I've hurt you; I see that now and I'm sorry for it. You keep saying that your world is too dangerous for me, and maybe it is, but now I'm the one who's too dangerous for you. Every time you come to my aid you make an enemy of one of your kind. Do you realize that? Do you mean to do it? I think yes. I think you tell yourself you don't mind cutting ties to your world. Whatever's best for me, right? I know you care. I know that even after it was over, you were still my guardian angel. You didn't have to tell me you care. I knew. And oh how dearly I've made you pay for it.
We weren't perfect and I was okay with that. I always thought we could be really good instead. Look where we are now. Are we in bad yet? I don't know, but let's not find out. You deserve better, don't argue that you don't. But I know you—you'll never let go and I never want to let go, but it's time we moved on. So for once, I'll do what's best for you.
Do me one more favor—don't follow me. I'll be okay. You will too. I'm sorry it has to be this way.
He took the words in greedily, aching for more, not caring that he had already read the words at least half a dozen times. He started again, this time going slowly and noting how the writing got uneven toward the end.
He traced the shaky writing with a light finger. Had she cried? Felt herself shatter inside at the thought of leaving Los Angeles? He tasted the pain in her words, even written. Yes and yes. For one selfish moment he was glad she was suffering as she had made him suffer. And then it hit him that she was gone, really gone, and he would give anything to let her hurt him again.
Would he follow? He didn't know yet. He knew how Josef felt about the matter. He had called immediately, intending to demand that Josef had his people find Beth. His best friend had been silent for a long time before he had said, "You're free, buddy." Quiet but certain. He didn't offer his help and Mick knew not to ask. He wouldn't help—maybe he had even helped her.
Part of him wanted to believe it was better, but a bigger part of him wasn't ready to believe in a miracle and didn't know what to believe. With Beth gone, there were too many pieces missing, too many holes he didn't want to fill. What if the remaining pieces came back together the wrong way? What if being whole hurt more than being fragmented?

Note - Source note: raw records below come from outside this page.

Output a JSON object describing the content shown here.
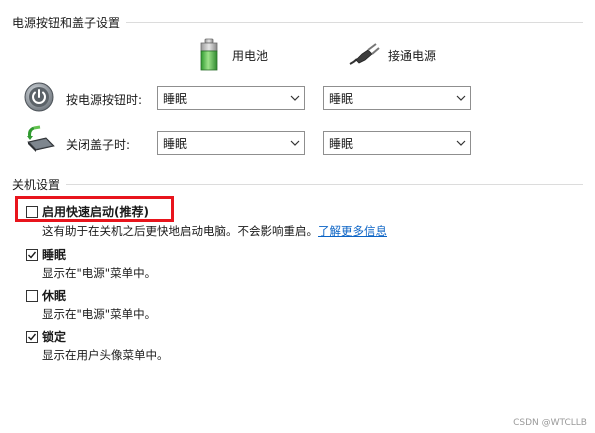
{
  "power_section": {
    "title": "电源按钮和盖子设置",
    "col_battery": "用电池",
    "col_plugged": "接通电源",
    "rows": [
      {
        "label": "按电源按钮时:",
        "battery_value": "睡眠",
        "plugged_value": "睡眠"
      },
      {
        "label": "关闭盖子时:",
        "battery_value": "睡眠",
        "plugged_value": "睡眠"
      }
    ]
  },
  "shutdown_section": {
    "title": "关机设置",
    "options": [
      {
        "label": "启用快速启动(推荐)",
        "checked": false,
        "desc": "这有助于在关机之后更快地启动电脑。不会影响重启。",
        "link": "了解更多信息"
      },
      {
        "label": "睡眠",
        "checked": true,
        "desc": "显示在\"电源\"菜单中。"
      },
      {
        "label": "休眠",
        "checked": false,
        "desc": "显示在\"电源\"菜单中。"
      },
      {
        "label": "锁定",
        "checked": true,
        "desc": "显示在用户头像菜单中。"
      }
    ]
  },
  "highlight_color": "#e8141c",
  "link_color": "#0b63c5",
  "watermark": "CSDN @WTCLLB"
}
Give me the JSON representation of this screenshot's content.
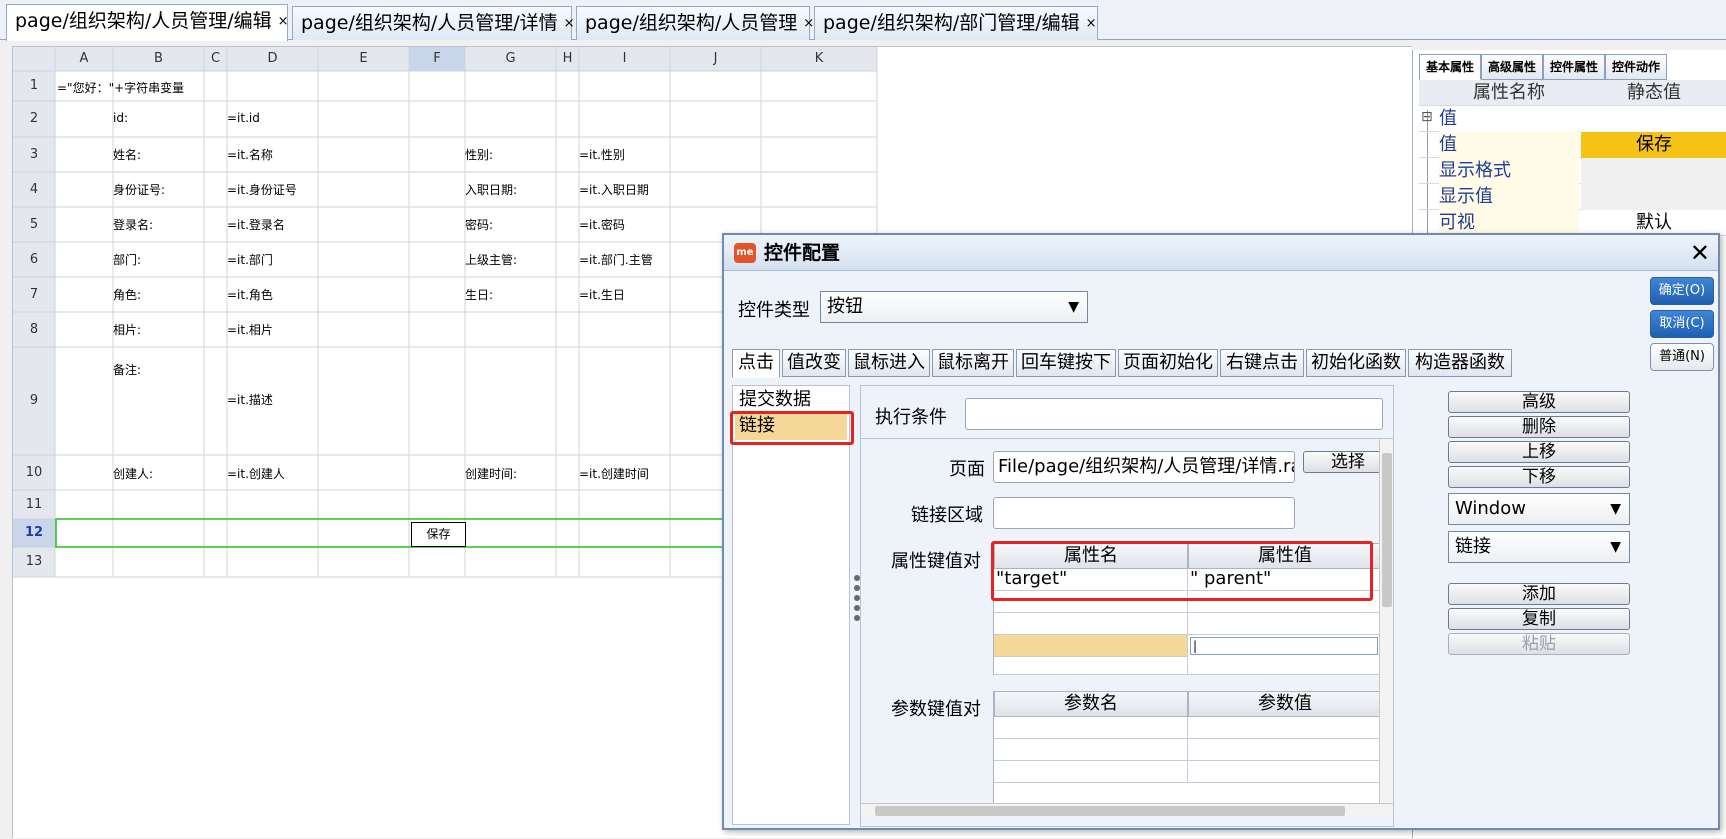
{
  "tabs": [
    {
      "label": "page/组织架构/人员管理/编辑",
      "close": "×"
    },
    {
      "label": "page/组织架构/人员管理/详情",
      "close": "×"
    },
    {
      "label": "page/组织架构/人员管理",
      "close": "×"
    },
    {
      "label": "page/组织架构/部门管理/编辑",
      "close": "×"
    }
  ],
  "sheet": {
    "columns": [
      "A",
      "B",
      "C",
      "D",
      "E",
      "F",
      "G",
      "H",
      "I",
      "J",
      "K"
    ],
    "rows": [
      "1",
      "2",
      "3",
      "4",
      "5",
      "6",
      "7",
      "8",
      "9",
      "10",
      "11",
      "12",
      "13"
    ],
    "cells": {
      "r1": "=\"您好：\"+字符串变量",
      "r2_label": "id:",
      "r2_value": "=it.id",
      "r3_label": "姓名:",
      "r3_value": "=it.名称",
      "r3_label2": "性别:",
      "r3_value2": "=it.性别",
      "r4_label": "身份证号:",
      "r4_value": "=it.身份证号",
      "r4_label2": "入职日期:",
      "r4_value2": "=it.入职日期",
      "r5_label": "登录名:",
      "r5_value": "=it.登录名",
      "r5_label2": "密码:",
      "r5_value2": "=it.密码",
      "r6_label": "部门:",
      "r6_value": "=it.部门",
      "r6_label2": "上级主管:",
      "r6_value2": "=it.部门.主管",
      "r7_label": "角色:",
      "r7_value": "=it.角色",
      "r7_label2": "生日:",
      "r7_value2": "=it.生日",
      "r8_label": "相片:",
      "r8_value": "=it.相片",
      "r9_label": "备注:",
      "r9_value": "=it.描述",
      "r10_label": "创建人:",
      "r10_value": "=it.创建人",
      "r10_label2": "创建时间:",
      "r10_value2": "=it.创建时间",
      "r12_button": "保存"
    }
  },
  "props": {
    "tabs": [
      "基本属性",
      "高级属性",
      "控件属性",
      "控件动作"
    ],
    "header": {
      "name": "属性名称",
      "value": "静态值"
    },
    "rows": [
      {
        "key": "值",
        "value": ""
      },
      {
        "key": "值",
        "value": "保存"
      },
      {
        "key": "显示格式",
        "value": ""
      },
      {
        "key": "显示值",
        "value": ""
      },
      {
        "key": "可视",
        "value": "默认"
      }
    ],
    "expand_icon": "⊟",
    "highlight_color": "#f5c216"
  },
  "dialog": {
    "title": "控件配置",
    "logo": "me",
    "close": "✕",
    "control_type_label": "控件类型",
    "control_type_value": "按钮",
    "buttons": {
      "ok": "确定(O)",
      "cancel": "取消(C)",
      "normal": "普通(N)"
    },
    "event_tabs": [
      "点击",
      "值改变",
      "鼠标进入",
      "鼠标离开",
      "回车键按下",
      "页面初始化",
      "右键点击",
      "初始化函数",
      "构造器函数"
    ],
    "actions": [
      "提交数据",
      "链接"
    ],
    "exec_condition_label": "执行条件",
    "exec_condition_value": "",
    "page_label": "页面",
    "page_value": "File/page/组织架构/人员管理/详情.raq",
    "select_button": "选择",
    "link_area_label": "链接区域",
    "link_area_value": "",
    "attr_pairs_label": "属性键值对",
    "attr_table": {
      "headers": [
        "属性名",
        "属性值"
      ],
      "rows": [
        [
          "\"target\"",
          "\" parent\""
        ],
        [
          "",
          ""
        ],
        [
          "",
          ""
        ],
        [
          "",
          "|"
        ],
        [
          "",
          ""
        ],
        [
          "",
          ""
        ]
      ]
    },
    "param_pairs_label": "参数键值对",
    "param_table": {
      "headers": [
        "参数名",
        "参数值"
      ]
    },
    "side_buttons": [
      "高级",
      "删除",
      "上移",
      "下移"
    ],
    "window_select": "Window",
    "link_select": "链接",
    "side_buttons2": [
      "添加",
      "复制",
      "粘贴"
    ],
    "accent_blue": "#2f6fc0",
    "highlight_red": "#e62222",
    "selected_row": "#f5d79a"
  }
}
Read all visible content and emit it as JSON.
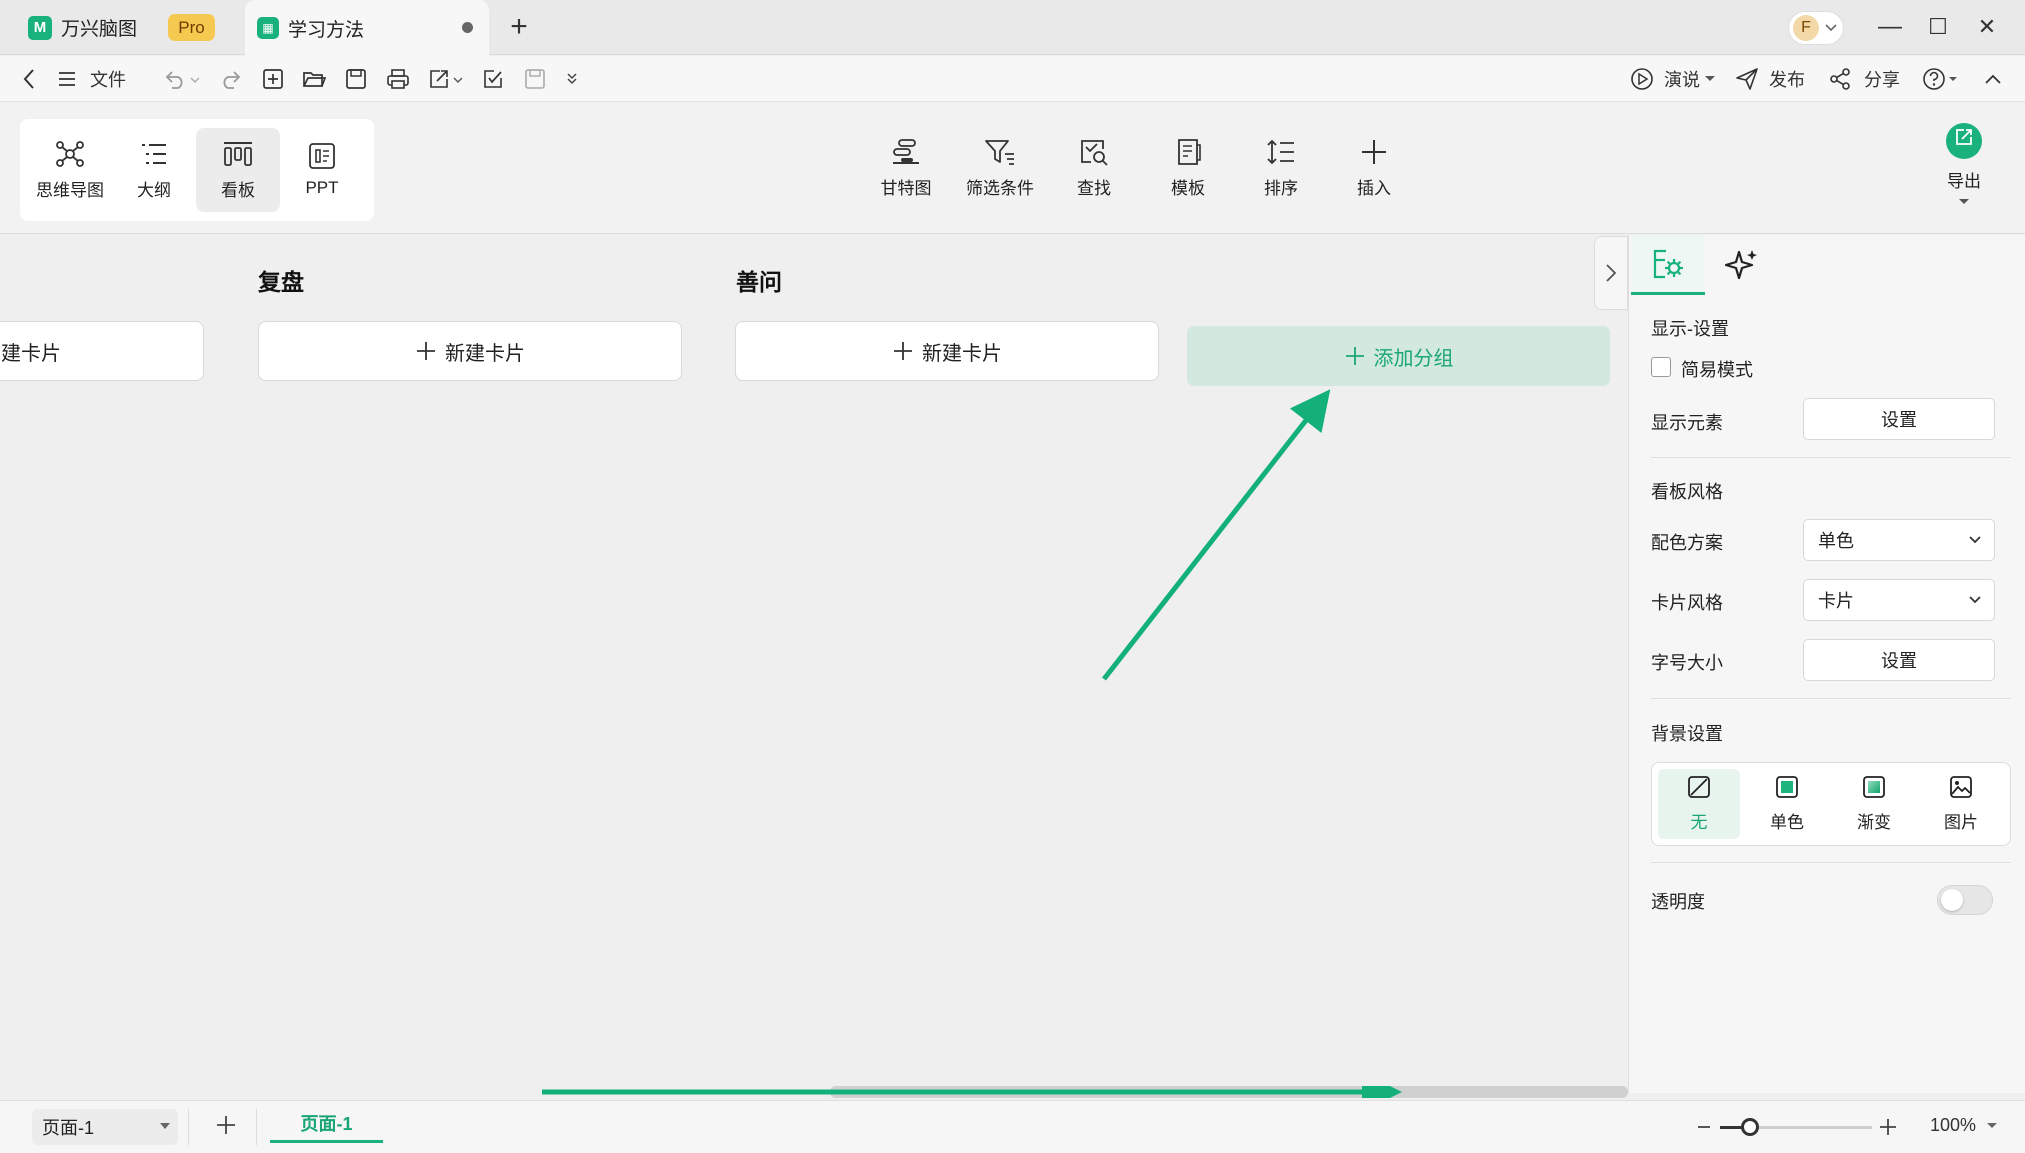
{
  "tabs": {
    "app_name": "万兴脑图",
    "pro_badge": "Pro",
    "doc_name": "学习方法"
  },
  "window_controls": {
    "minimize": "—",
    "maximize": "☐",
    "close": "✕"
  },
  "avatar_letter": "F",
  "menubar": {
    "file": "文件",
    "present": "演说",
    "publish": "发布",
    "share": "分享"
  },
  "views": [
    {
      "label": "思维导图",
      "icon": "mindmap-icon"
    },
    {
      "label": "大纲",
      "icon": "outline-icon"
    },
    {
      "label": "看板",
      "icon": "kanban-icon",
      "selected": true
    },
    {
      "label": "PPT",
      "icon": "ppt-icon"
    }
  ],
  "tools": [
    {
      "label": "甘特图",
      "icon": "gantt-icon"
    },
    {
      "label": "筛选条件",
      "icon": "filter-icon"
    },
    {
      "label": "查找",
      "icon": "find-icon"
    },
    {
      "label": "模板",
      "icon": "template-icon"
    },
    {
      "label": "排序",
      "icon": "sort-icon"
    },
    {
      "label": "插入",
      "icon": "insert-icon"
    }
  ],
  "export_label": "导出",
  "board": {
    "partial_card": "建卡片",
    "columns": [
      {
        "title": "复盘",
        "new_card": "新建卡片"
      },
      {
        "title": "善问",
        "new_card": "新建卡片"
      }
    ],
    "add_group": "添加分组"
  },
  "panel": {
    "display_section": "显示-设置",
    "simple_mode": "简易模式",
    "show_elements": "显示元素",
    "settings_btn": "设置",
    "board_style": "看板风格",
    "color_scheme": "配色方案",
    "color_scheme_value": "单色",
    "card_style": "卡片风格",
    "card_style_value": "卡片",
    "font_size": "字号大小",
    "font_size_btn": "设置",
    "bg_settings": "背景设置",
    "bg_options": [
      {
        "label": "无",
        "selected": true
      },
      {
        "label": "单色"
      },
      {
        "label": "渐变"
      },
      {
        "label": "图片"
      }
    ],
    "opacity": "透明度"
  },
  "status": {
    "page_select": "页面-1",
    "page_tab": "页面-1",
    "zoom": "100%",
    "zoom_level": 0.2
  },
  "colors": {
    "accent": "#19b17c",
    "arrow": "#13b07a"
  }
}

But what if it doesn't? What if picking up the pieces of his life was worth it? What if they weren't all sharp, glittering shards trying to scar him? Beth had told him not to follow, Josef had said he was free. Was it really that easy? Yes. No. The emptiness rippled invitingly before him. He was used to emptiness. And he wanted to see. He wanted to try. Everything he had wanted for Beth, he wanted for himself. The emptiness could give him that, no ties, no catches.
He folded the note over.